An estimated 20 million people face starvation in those countries, the largest humanitarian crisis since 1945 according to the UN.
And it’s not as if this came out of nowhere; the disaster has been forecast for many months. And yet, for the longest time, it seemed as though the world—to use Campolo’s words—didn’t give a shit.
Except for a bit of media coverage here and there, there was virtually nothing in about the situation in newspapers, radio or TV.
There are several reasons for this—it’s hard for the media to get into the worst-affected regions, and they don’t have the resources they used to. Then there’s the Trump effect; the new President, and his unpredictable ways, has sucked up much of the media oxygen.
Added to this is the general fatigue everyone feels over the extended Syria crisis; will it never end?
Two groups that are trying to break the silence are the World Council of Churches and the All Africa Council of Churches. The two groups have issued a call for a Global Day of Prayer to End Famine on Sunday, May 21, 2017.
Noting that “more people face famine today than any time in modern history,” the groups are calling on national and international church bodies and organizations to ask their members and supporters to pray for an end to the hunger, and to the conflict that is causing so much of the need.
“Churches have a prophetic role in calling to mobilize their members, the wider society, and governments, and making a difference during this unprecedented period of suffering,” they state, adding that “food is more than a human right; it is a divine gift that cannot be impeded.”
Since that is the Sunday of the May long weekend in Canada, it’s possibly the worst time for a day of prayer in this country—attendance at worship services will be lower than usual.
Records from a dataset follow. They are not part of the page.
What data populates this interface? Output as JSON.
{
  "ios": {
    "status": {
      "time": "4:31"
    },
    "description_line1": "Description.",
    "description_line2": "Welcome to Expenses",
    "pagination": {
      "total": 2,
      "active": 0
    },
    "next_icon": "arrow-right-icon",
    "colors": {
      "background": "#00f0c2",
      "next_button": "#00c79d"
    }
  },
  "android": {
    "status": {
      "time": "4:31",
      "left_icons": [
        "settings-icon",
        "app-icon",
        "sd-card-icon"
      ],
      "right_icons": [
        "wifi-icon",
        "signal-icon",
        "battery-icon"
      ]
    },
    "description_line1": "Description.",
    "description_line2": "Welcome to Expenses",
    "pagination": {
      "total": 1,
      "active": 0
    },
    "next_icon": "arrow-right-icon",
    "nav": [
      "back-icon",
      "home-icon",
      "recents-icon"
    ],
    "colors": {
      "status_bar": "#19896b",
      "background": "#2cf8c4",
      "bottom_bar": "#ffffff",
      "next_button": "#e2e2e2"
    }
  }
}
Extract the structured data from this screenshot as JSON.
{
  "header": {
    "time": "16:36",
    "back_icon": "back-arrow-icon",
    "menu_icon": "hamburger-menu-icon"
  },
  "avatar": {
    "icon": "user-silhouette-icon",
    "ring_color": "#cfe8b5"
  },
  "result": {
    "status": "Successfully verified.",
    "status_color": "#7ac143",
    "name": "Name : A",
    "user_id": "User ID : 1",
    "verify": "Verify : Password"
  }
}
But people can still pray at the cottage, the lake or the beach.
As of this writing, the only Mennonite bodies that have signed up to participate are the Mennonite Church of India and Mennonite Central Committee (MCC).
By praying, we can give an answer to Campolo—we do care that 20 million people are at risk of starvation. And the fact that so many are in danger of dying matters more than someone using the word “shit” in a sermon or a column.
As Campolo said back then in his now-infamous sermon in England: “The Christ of scripture is not so much concerned with the four letter words we use as he is with those who are dying and in need.”
To that, all I can say is: “Amen.”
John Longhurst, of Winnipeg, Man., is director of resources and public engagement at Canadian Foodgrains Bank.